[EXERCISE GOAL]
The answer must consist of every line below that holds the word "true".

[EXTRACTED INFORMATION]
* * * *

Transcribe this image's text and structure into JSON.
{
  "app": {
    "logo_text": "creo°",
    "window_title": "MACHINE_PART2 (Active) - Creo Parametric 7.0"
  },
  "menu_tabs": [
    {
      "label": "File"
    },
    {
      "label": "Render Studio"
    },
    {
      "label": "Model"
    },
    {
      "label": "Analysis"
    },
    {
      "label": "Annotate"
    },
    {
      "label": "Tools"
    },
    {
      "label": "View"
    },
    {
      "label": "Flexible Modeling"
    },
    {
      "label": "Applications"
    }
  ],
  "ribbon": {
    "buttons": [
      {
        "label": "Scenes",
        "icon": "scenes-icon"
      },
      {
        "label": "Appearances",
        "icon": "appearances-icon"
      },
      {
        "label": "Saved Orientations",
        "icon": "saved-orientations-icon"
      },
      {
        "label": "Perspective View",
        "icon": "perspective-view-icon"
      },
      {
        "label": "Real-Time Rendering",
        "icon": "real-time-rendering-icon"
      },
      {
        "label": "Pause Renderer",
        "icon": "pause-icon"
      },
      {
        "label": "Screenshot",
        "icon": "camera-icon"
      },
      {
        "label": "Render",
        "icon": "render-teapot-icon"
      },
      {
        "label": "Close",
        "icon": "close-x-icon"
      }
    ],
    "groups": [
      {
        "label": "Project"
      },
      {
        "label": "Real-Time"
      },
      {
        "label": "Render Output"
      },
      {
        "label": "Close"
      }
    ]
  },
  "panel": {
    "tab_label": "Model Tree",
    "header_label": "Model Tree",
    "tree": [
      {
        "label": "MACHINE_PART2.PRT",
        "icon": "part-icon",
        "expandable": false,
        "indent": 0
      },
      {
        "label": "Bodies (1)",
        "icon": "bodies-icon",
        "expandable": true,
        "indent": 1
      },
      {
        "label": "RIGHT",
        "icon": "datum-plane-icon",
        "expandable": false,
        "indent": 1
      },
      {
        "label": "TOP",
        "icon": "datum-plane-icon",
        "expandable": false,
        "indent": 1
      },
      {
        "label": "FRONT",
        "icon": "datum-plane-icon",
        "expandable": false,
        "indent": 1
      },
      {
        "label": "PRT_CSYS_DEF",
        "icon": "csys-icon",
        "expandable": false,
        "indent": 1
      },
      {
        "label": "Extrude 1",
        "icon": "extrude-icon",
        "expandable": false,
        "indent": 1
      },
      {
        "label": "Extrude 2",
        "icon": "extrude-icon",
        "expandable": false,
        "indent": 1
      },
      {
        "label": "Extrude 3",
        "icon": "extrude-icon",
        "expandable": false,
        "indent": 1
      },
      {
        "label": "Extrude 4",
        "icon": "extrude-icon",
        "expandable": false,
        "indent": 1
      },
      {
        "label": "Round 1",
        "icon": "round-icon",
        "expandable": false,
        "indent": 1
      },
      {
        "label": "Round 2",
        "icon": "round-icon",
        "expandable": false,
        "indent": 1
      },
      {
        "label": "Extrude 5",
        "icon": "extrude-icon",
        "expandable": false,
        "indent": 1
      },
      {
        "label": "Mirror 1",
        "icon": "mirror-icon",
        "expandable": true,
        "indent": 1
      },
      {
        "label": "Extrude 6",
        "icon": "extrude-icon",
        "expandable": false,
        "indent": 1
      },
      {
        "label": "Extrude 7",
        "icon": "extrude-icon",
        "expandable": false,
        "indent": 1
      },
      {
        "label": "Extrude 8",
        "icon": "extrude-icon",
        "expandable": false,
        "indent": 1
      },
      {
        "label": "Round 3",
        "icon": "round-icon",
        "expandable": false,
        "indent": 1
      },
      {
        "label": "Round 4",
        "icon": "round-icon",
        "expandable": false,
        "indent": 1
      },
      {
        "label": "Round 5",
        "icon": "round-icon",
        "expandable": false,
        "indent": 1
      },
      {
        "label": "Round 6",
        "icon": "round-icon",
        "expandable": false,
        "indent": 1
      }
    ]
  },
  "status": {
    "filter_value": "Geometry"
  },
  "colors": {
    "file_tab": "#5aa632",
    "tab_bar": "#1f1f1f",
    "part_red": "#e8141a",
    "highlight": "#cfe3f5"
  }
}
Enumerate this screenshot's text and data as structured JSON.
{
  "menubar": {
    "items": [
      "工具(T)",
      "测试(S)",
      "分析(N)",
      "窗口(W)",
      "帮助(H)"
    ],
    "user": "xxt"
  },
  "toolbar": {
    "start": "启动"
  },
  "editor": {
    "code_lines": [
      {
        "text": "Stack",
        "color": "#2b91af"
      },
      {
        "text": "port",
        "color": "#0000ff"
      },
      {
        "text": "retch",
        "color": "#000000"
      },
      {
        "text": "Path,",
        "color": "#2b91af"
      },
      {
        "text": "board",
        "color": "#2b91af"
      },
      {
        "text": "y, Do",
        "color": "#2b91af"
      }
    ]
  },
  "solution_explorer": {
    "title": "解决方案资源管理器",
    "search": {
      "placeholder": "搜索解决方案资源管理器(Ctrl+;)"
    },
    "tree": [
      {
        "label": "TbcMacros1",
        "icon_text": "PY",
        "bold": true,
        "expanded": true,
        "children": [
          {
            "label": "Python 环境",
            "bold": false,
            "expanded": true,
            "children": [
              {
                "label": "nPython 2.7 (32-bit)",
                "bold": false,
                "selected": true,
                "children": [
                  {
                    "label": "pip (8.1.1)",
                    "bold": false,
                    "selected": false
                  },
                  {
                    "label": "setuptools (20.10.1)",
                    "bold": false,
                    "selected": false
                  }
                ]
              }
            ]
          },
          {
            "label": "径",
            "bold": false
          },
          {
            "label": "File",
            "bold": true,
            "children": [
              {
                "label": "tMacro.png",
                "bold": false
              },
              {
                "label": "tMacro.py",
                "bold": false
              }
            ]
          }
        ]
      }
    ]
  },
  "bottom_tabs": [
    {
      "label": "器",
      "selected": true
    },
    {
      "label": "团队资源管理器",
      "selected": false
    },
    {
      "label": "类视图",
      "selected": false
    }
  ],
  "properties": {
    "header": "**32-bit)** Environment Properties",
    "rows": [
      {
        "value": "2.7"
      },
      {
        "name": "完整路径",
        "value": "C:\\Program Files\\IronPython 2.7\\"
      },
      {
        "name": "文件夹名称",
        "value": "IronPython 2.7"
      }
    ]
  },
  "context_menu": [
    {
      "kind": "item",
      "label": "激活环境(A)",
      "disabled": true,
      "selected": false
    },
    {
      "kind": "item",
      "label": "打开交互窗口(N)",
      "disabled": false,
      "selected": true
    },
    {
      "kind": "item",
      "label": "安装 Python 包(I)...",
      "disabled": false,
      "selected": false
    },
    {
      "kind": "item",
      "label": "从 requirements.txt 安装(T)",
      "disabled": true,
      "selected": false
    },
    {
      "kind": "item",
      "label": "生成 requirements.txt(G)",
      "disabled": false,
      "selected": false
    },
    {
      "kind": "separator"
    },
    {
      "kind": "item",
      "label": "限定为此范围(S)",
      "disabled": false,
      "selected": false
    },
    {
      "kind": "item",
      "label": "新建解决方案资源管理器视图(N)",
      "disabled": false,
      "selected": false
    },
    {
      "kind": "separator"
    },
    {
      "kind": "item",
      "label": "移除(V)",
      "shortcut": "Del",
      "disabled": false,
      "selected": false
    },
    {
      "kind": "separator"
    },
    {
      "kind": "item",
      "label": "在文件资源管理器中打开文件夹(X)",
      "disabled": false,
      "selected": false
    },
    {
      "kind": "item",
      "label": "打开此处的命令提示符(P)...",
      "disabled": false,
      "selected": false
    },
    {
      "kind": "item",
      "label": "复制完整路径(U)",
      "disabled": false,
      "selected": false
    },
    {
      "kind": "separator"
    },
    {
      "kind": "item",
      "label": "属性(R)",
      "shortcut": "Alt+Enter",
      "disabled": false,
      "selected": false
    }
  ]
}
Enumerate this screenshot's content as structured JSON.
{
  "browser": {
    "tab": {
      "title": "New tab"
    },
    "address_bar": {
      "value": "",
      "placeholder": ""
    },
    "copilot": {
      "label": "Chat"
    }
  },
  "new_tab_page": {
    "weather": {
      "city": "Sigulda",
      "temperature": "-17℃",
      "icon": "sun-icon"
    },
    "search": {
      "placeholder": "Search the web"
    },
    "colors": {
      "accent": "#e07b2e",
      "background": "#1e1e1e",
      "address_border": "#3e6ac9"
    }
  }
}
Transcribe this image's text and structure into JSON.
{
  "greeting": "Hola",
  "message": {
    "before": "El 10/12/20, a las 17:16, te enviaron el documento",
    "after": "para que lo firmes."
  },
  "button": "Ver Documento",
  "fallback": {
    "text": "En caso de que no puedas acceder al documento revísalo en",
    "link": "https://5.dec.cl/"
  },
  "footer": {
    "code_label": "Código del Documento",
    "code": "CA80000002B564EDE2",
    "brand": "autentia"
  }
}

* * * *

[EXERCISE ANSWER]
        "expandable": true,
        "expandable": true,
        "bold": true,
        "expanded": true,
            "expanded": true,
                "selected": true,
            "bold": true,
      "selected": true
      "disabled": true,
      "selected": true
      "disabled": true,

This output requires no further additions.